WORK TO BE COMPLETED - Gather up every line from the entries below that uses the word "Excel".

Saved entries

* * * * *

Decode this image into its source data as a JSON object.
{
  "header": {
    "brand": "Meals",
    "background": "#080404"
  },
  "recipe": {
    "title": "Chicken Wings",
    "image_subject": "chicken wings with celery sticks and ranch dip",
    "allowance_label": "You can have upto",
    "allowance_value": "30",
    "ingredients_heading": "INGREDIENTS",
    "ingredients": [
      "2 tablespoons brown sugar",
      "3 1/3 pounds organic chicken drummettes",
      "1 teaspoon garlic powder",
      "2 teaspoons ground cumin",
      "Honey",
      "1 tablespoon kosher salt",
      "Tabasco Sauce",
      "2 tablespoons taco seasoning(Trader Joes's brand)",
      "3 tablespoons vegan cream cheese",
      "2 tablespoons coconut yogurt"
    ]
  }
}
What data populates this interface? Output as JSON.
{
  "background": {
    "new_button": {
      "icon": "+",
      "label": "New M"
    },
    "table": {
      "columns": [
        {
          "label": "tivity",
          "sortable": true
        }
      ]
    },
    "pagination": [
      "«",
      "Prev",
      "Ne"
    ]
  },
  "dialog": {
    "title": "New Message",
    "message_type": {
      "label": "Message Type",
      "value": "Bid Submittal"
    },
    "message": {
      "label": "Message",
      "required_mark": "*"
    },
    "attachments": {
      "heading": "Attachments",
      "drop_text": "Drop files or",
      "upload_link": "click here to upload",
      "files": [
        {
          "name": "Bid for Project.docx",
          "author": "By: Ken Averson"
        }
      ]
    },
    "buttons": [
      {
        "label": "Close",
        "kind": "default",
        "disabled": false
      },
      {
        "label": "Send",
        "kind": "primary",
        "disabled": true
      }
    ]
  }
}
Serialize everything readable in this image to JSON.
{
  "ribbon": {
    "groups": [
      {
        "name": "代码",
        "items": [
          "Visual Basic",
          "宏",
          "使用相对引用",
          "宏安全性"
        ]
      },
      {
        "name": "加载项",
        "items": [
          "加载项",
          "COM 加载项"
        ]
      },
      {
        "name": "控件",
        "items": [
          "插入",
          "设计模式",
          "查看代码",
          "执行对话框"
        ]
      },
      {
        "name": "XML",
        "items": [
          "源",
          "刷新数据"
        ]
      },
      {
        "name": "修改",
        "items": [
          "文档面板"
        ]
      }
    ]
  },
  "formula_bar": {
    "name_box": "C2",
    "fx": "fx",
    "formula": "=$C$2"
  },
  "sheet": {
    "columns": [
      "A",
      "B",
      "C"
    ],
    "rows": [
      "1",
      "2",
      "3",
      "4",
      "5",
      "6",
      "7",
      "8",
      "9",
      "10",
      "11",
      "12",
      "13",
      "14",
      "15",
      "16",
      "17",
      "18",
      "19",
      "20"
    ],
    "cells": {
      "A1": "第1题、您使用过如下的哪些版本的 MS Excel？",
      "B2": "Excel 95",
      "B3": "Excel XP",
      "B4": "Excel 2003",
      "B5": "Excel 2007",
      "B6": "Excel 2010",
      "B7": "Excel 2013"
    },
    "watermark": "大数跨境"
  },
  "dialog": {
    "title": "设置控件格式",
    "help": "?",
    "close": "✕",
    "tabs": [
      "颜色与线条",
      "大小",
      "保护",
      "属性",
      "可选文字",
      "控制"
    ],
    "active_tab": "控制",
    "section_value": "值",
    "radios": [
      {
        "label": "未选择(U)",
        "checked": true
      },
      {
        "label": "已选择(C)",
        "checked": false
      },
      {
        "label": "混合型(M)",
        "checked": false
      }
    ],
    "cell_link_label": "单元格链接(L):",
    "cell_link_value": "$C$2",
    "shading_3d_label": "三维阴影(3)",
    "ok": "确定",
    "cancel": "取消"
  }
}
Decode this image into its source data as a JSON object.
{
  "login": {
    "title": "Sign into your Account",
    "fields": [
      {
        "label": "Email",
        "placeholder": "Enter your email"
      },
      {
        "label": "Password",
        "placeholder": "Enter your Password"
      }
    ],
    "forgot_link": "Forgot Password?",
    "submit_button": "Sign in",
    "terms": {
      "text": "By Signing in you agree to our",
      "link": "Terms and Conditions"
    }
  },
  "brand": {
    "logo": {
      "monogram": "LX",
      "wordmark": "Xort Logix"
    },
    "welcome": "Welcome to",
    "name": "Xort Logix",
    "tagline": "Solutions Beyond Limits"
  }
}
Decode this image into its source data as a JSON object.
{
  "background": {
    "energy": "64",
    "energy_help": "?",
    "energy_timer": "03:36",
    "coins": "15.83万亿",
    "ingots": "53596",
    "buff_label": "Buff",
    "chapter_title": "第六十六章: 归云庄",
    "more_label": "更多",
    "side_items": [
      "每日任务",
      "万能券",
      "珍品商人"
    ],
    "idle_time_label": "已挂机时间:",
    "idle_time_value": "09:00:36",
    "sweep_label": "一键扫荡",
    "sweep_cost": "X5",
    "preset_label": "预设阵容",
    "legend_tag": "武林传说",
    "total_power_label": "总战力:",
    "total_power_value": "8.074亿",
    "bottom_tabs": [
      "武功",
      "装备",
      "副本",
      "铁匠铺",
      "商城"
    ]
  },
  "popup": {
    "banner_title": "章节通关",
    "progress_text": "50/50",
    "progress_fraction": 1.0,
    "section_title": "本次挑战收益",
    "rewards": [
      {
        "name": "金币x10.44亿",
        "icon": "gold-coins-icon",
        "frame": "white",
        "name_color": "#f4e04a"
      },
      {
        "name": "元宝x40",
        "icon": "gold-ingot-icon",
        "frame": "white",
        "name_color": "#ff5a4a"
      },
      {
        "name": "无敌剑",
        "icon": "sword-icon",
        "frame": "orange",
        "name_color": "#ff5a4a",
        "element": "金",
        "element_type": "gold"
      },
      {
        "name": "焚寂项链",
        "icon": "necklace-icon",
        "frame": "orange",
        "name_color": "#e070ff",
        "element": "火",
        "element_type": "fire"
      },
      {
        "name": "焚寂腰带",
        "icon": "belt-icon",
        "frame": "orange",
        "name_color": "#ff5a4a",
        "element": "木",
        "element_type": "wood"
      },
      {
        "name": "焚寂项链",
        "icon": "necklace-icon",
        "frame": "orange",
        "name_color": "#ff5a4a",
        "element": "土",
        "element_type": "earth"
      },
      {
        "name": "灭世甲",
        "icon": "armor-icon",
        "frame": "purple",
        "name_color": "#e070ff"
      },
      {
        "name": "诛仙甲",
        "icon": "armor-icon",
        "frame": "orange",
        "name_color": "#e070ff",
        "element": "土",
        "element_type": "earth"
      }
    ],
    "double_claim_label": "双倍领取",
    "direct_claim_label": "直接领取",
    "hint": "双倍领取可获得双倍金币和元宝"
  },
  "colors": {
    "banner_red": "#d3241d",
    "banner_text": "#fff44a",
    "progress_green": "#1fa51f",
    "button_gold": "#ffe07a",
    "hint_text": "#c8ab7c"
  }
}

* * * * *

YOUR RESPONSE -
      "A1": "第1题、您使用过如下的哪些版本的 MS Excel？",
      "B2": "Excel 95",
      "B3": "Excel XP",
      "B4": "Excel 2003",
      "B5": "Excel 2007",
      "B6": "Excel 2010",
      "B7": "Excel 2013"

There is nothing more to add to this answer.